What you will do -> Using the entries below, show all lines with the string "photos".

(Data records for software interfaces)
[Start of section]
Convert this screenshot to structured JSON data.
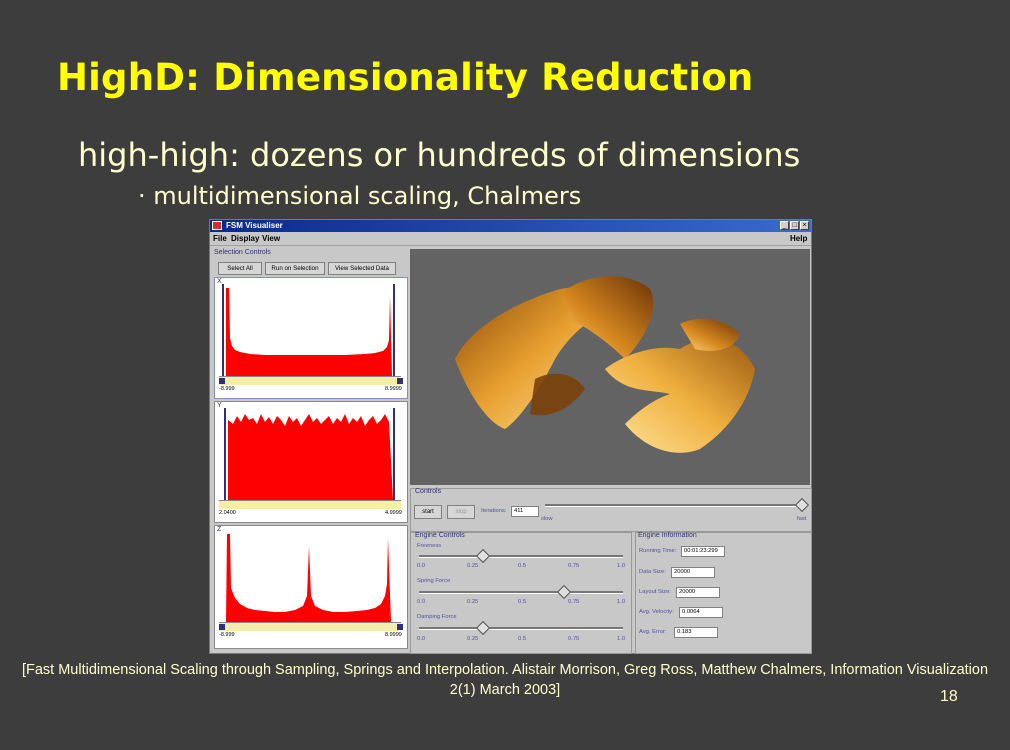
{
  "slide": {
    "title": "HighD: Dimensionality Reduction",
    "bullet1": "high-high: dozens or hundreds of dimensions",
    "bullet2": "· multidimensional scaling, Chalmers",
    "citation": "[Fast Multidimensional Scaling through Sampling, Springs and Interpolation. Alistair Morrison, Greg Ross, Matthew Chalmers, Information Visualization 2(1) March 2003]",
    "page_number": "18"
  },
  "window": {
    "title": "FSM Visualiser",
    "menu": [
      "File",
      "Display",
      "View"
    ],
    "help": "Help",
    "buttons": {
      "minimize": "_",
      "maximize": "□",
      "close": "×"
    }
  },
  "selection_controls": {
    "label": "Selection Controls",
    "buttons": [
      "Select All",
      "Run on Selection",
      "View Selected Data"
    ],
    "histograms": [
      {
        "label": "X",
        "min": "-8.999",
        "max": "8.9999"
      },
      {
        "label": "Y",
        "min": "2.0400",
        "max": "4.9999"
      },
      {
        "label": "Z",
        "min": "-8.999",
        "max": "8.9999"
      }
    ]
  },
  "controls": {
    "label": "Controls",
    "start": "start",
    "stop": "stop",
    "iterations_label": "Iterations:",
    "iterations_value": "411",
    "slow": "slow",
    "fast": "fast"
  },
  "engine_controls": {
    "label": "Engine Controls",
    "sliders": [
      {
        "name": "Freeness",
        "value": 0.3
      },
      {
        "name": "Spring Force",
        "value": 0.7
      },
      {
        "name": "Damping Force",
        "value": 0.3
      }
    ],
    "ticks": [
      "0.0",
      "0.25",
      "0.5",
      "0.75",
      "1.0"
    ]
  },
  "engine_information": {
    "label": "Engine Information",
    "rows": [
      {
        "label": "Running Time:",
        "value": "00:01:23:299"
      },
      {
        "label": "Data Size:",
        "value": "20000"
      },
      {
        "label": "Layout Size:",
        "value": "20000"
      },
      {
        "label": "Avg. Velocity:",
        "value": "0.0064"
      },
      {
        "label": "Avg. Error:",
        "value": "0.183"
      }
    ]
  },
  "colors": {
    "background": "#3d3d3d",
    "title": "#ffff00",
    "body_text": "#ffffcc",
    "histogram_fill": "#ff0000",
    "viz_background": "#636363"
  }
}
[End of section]
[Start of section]
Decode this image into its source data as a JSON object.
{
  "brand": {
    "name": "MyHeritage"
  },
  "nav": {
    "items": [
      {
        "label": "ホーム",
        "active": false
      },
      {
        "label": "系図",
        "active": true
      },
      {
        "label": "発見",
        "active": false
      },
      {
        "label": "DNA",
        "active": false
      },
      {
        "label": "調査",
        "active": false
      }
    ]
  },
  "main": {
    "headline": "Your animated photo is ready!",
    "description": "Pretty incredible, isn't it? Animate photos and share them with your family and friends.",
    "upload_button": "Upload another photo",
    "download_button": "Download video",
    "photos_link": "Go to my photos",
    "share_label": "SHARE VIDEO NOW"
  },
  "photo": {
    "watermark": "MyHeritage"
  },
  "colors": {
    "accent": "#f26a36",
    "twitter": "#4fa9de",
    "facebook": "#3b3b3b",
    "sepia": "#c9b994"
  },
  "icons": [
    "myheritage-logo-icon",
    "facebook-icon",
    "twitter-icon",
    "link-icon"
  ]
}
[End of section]
Your solution ->
    "description": "Pretty incredible, isn't it? Animate photos and share them with your family and friends.",
    "photos_link": "Go to my photos",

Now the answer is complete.